“The pay is definitely not what it is unless you’re the champ or a guy that’s been around the sport for a very, very, very long time and you can make a lot of money”.
“Just doing the math on how much I fight, how often I fight per year, there’s no way I’m gonna be able to make a significant amount of money where I can put it aside to do something when I’m done”
When you read the numbers that some of these men and women are receiving for their significant sacrifices, it is easy to sympathize with Sterling. The reality, however, is that examining these surface figures doesn’t even begin to illustrate the financial struggles many fighters go through.
When Johny Hendricks had to be withdrawn from a bout with Tyron Woodley at UFC 192, after a botched cut to welterweight left him in hospital, Woodley was given his “show” money despite the cancellation. He also received his Reebok bonus.
Speaking at the centre of a media scrum, Woodley called this “a nice gesture” on behalf of the UFC. He added, though, that this money didn’t “cut it”, due to the costs that come with preparing for a big-fight.

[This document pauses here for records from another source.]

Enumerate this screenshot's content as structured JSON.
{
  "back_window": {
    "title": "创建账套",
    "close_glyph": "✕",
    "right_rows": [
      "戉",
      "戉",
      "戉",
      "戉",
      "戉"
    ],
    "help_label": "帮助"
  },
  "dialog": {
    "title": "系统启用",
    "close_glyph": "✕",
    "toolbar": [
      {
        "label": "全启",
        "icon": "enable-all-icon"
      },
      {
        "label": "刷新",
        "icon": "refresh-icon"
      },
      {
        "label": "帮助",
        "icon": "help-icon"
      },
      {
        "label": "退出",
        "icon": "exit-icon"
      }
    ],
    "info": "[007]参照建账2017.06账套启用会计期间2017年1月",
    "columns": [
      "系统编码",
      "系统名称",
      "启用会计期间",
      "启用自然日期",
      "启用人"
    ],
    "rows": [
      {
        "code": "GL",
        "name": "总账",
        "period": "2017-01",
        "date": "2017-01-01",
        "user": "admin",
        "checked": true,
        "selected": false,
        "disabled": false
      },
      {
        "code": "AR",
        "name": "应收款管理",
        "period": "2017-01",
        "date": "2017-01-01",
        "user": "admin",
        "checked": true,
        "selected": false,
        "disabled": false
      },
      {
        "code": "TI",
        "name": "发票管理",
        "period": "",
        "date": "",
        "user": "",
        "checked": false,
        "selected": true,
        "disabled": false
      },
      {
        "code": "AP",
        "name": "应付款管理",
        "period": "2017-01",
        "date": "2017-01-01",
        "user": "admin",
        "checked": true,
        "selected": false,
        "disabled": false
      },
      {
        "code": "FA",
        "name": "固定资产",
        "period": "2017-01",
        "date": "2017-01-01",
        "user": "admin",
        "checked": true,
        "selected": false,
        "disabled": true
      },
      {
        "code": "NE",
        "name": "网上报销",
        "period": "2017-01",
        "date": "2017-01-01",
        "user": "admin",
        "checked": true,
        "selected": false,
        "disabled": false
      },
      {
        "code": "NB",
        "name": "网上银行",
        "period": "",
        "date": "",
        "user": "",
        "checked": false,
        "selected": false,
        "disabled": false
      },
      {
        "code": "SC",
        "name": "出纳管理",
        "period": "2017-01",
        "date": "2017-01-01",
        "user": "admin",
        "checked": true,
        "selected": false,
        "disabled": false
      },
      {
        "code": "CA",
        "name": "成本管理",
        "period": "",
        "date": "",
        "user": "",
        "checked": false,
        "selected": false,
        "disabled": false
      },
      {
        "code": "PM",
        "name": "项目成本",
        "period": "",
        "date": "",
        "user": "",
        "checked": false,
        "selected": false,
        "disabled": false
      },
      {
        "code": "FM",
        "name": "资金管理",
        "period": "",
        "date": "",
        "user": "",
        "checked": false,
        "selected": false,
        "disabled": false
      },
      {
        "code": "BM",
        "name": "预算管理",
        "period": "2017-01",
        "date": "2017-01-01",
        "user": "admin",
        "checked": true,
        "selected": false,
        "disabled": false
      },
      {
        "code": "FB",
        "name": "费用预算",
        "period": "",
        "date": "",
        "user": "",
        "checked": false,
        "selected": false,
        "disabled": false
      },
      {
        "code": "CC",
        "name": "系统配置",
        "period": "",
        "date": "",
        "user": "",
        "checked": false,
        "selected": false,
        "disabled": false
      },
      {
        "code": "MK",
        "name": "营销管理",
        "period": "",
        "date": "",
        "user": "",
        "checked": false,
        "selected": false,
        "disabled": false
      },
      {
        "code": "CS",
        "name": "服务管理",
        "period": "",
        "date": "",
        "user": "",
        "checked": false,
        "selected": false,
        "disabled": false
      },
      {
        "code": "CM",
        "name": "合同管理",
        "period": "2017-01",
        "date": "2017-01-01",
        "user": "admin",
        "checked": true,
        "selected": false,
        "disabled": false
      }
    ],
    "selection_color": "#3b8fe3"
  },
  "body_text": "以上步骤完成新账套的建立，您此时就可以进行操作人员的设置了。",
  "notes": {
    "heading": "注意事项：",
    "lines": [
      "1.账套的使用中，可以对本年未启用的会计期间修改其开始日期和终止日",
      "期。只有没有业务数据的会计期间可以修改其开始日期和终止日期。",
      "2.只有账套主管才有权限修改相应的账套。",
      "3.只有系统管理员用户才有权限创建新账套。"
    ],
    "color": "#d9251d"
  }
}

“I spend 30-40, sometimes even $50,000 dollars on a training camp”, said Woodley. With this comment, Woodley provided a rare and intriguing piece of insight, as well as further context for the arguments over fighter salaries.
Luckily, another UFC competitor has recently come out and provided a little more information on the regular overheads that fighters have to consider.
Myles Jury, who is about to make the drop from lightweight to featherweight, has outlined the typical expenses of a fight camp on his website.
It makes for disturbing reading.
Taking taxes, gym fees, management fees, coaching fees, medical bills, and miscellaneous costs into account, Jury estimates that a fighter earning an entry level payout of $10,000 show money, with a further $10,000 win bonus up for grabs, would only take home $5,500 from a victorious effort.
Worse still, he suggested a fighter who did not secure a win bonus would only pocket $1,500.
Unfortunately, it is hard to see these conditions improving. Increased levels of competition could bring about a healthier environment, but as things stand the UFC are very much in control of the MMA market globally.
Bellator MMA could potentially benefit from fighter dissatisfaction in the Zuffa owned fight-league and become a stronger competitor. There are also attempts ongoing to start an MMA union. If such a organization was to come to fruition, that may change things for the better.
For the sake of MMA fighters of the present and future, as well as for the sport as a whole, let’s hope that one of those situations arises.